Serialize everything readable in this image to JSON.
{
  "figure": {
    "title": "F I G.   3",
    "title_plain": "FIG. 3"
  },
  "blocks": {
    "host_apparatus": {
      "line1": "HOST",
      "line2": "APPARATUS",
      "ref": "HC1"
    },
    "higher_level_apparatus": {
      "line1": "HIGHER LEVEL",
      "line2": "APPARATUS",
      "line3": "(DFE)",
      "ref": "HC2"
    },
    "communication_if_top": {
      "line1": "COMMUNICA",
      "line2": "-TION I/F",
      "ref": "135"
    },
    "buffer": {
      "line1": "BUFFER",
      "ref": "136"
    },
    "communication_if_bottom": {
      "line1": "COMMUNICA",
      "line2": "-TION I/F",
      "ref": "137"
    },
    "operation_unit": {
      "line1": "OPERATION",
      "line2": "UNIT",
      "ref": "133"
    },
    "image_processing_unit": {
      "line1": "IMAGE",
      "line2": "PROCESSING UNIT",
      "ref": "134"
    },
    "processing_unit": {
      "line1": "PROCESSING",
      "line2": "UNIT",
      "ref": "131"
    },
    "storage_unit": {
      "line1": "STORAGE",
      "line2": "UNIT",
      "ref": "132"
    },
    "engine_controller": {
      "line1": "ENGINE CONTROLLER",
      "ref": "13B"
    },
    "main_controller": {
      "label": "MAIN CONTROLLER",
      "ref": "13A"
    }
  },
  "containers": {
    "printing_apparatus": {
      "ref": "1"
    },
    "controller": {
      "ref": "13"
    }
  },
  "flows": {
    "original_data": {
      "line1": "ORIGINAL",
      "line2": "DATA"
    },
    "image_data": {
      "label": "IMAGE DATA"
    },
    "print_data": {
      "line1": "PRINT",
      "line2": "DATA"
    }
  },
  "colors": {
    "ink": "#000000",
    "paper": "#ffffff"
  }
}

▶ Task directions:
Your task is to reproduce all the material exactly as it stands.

▶ Result of the exercise:
Serialize everything readable in this image to JSON.
{
  "figure": {
    "title": "F I G.   3",
    "title_plain": "FIG. 3"
  },
  "blocks": {
    "host_apparatus": {
      "line1": "HOST",
      "line2": "APPARATUS",
      "ref": "HC1"
    },
    "higher_level_apparatus": {
      "line1": "HIGHER LEVEL",
      "line2": "APPARATUS",
      "line3": "(DFE)",
      "ref": "HC2"
    },
    "communication_if_top": {
      "line1": "COMMUNICA",
      "line2": "-TION I/F",
      "ref": "135"
    },
    "buffer": {
      "line1": "BUFFER",
      "ref": "136"
    },
    "communication_if_bottom": {
      "line1": "COMMUNICA",
      "line2": "-TION I/F",
      "ref": "137"
    },
    "operation_unit": {
      "line1": "OPERATION",
      "line2": "UNIT",
      "ref": "133"
    },
    "image_processing_unit": {
      "line1": "IMAGE",
      "line2": "PROCESSING UNIT",
      "ref": "134"
    },
    "processing_unit": {
      "line1": "PROCESSING",
      "line2": "UNIT",
      "ref": "131"
    },
    "storage_unit": {
      "line1": "STORAGE",
      "line2": "UNIT",
      "ref": "132"
    },
    "engine_controller": {
      "line1": "ENGINE CONTROLLER",
      "ref": "13B"
    },
    "main_controller": {
      "label": "MAIN CONTROLLER",
      "ref": "13A"
    }
  },
  "containers": {
    "printing_apparatus": {
      "ref": "1"
    },
    "controller": {
      "ref": "13"
    }
  },
  "flows": {
    "original_data": {
      "line1": "ORIGINAL",
      "line2": "DATA"
    },
    "image_data": {
      "label": "IMAGE DATA"
    },
    "print_data": {
      "line1": "PRINT",
      "line2": "DATA"
    }
  },
  "colors": {
    "ink": "#000000",
    "paper": "#ffffff"
  }
}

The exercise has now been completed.